    July 02, 2010 - 13:33

    Great idea, awareness is always good, but a more traditional outfit would have had a larger impact on me. The first things I saw in the pic were black jeans, prescription glasses, the bic pen, and how typical of a western society the writing looks on the teepee. Is using the tools and materials of a society (western society) a good way to knock that same society for its wrongs?

  • Just Wondering
    July 02, 2010 - 13:21

    Just wondering if anyone has encountered problems with applying as a founding member of the Qalipu Mi'kmaq First Nation Band?

  • Bones II
    July 01, 2010 - 20:22
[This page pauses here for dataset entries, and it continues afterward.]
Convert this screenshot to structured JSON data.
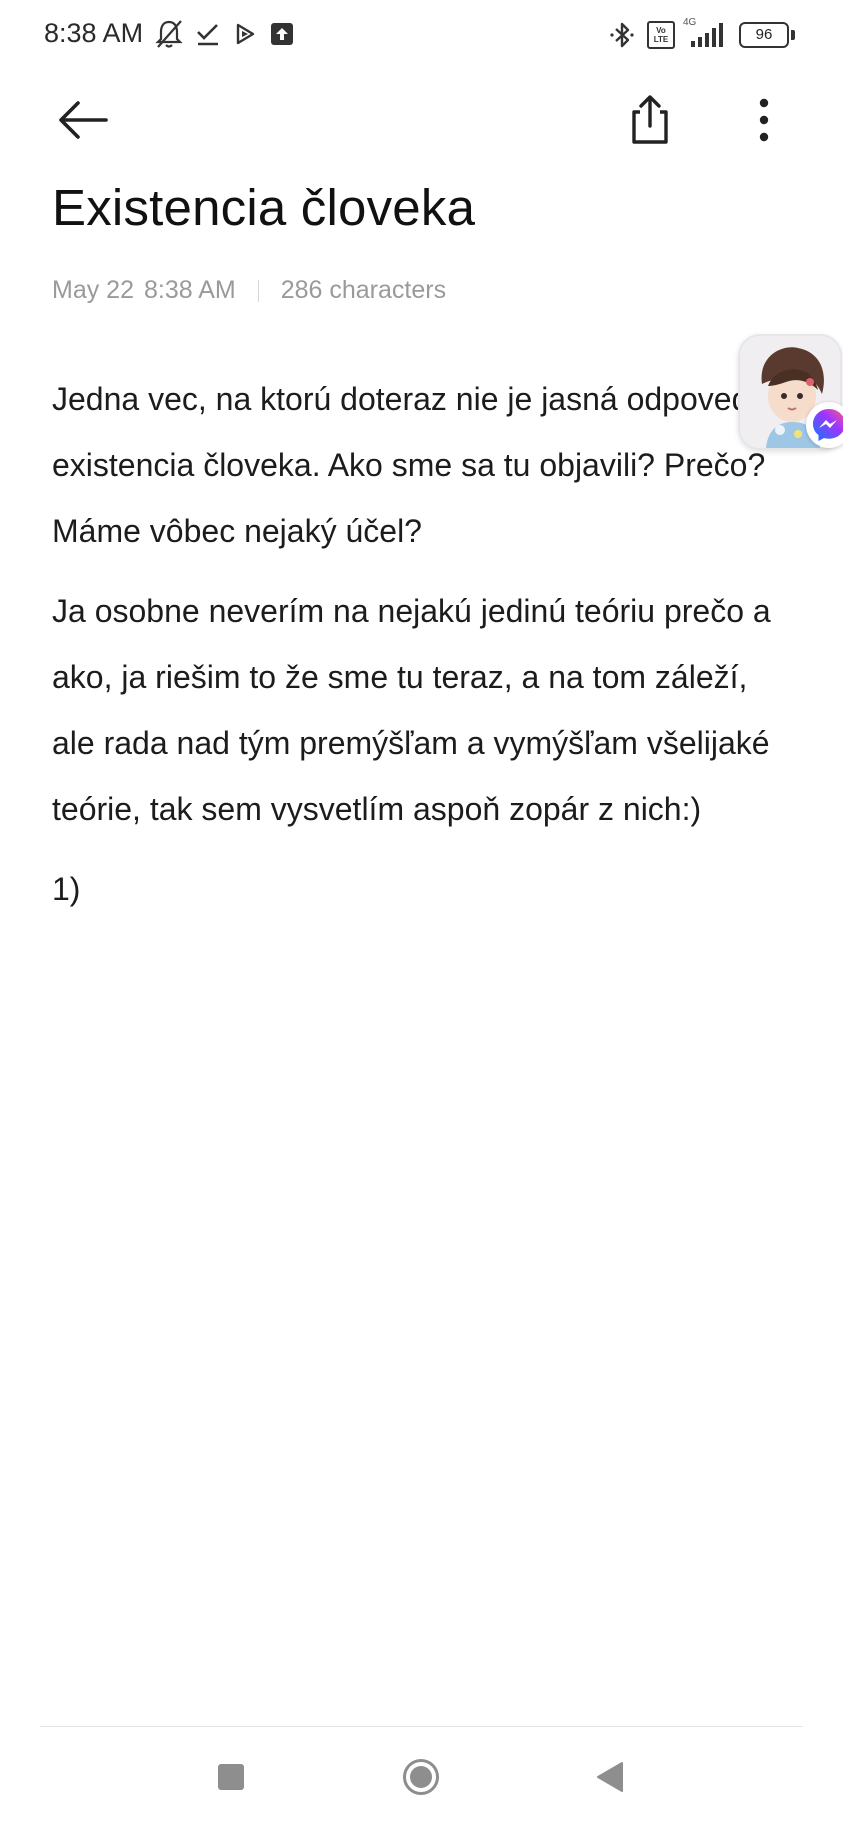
{
  "status_bar": {
    "time": "8:38 AM",
    "icons_left": [
      "bell-off-icon",
      "check-icon",
      "play-store-icon",
      "upload-icon"
    ],
    "icons_right": [
      "bluetooth-icon",
      "volte-icon",
      "signal-icon",
      "battery-icon"
    ],
    "volte_line1": "Vo",
    "volte_line2": "LTE",
    "network_type": "4G",
    "battery_level": "96"
  },
  "toolbar": {
    "back_icon": "arrow-left-icon",
    "share_icon": "share-icon",
    "more_icon": "more-vertical-icon"
  },
  "note": {
    "title": "Existencia človeka",
    "date": "May 22",
    "time": "8:38 AM",
    "char_count": "286 characters",
    "paragraphs": [
      "Jedna vec, na ktorú doteraz nie je jasná odpoveď, je existencia človeka. Ako sme sa tu objavili? Prečo? Máme vôbec nejaký účel?",
      "Ja osobne neverím na nejakú jedinú teóriu prečo a ako, ja riešim to že sme tu teraz, a na tom záleží, ale rada nad tým premýšľam a vymýšľam všelijaké teórie, tak sem vysvetlím aspoň zopár z nich:)",
      "1)"
    ]
  },
  "overlay": {
    "chat_head": "avatar",
    "badge": "messenger-icon"
  },
  "nav_bar": {
    "buttons": [
      "recents-button",
      "home-button",
      "back-button"
    ]
  },
  "colors": {
    "background": "#ffffff",
    "text": "#1c1c1c",
    "meta_text": "#9a9a9a",
    "icon": "#333333"
  }
}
    Great idea, awareness is always good, but a more traditional outfit would have had a larger impact on me. The first things I saw in the pic were black jeans, prescription glasses, the bic pen, and how typical of a western society the writing looks on the teepee. Is using the tools and materials of a society (western society) a good way to knock that same society for its wrongs?

  • Just Wondering
    July 01, 2010 - 20:04

    Just wondering if anyone has encountered problems with applying as a founding member of the Qalipu Mi'kmaq First Nation Band?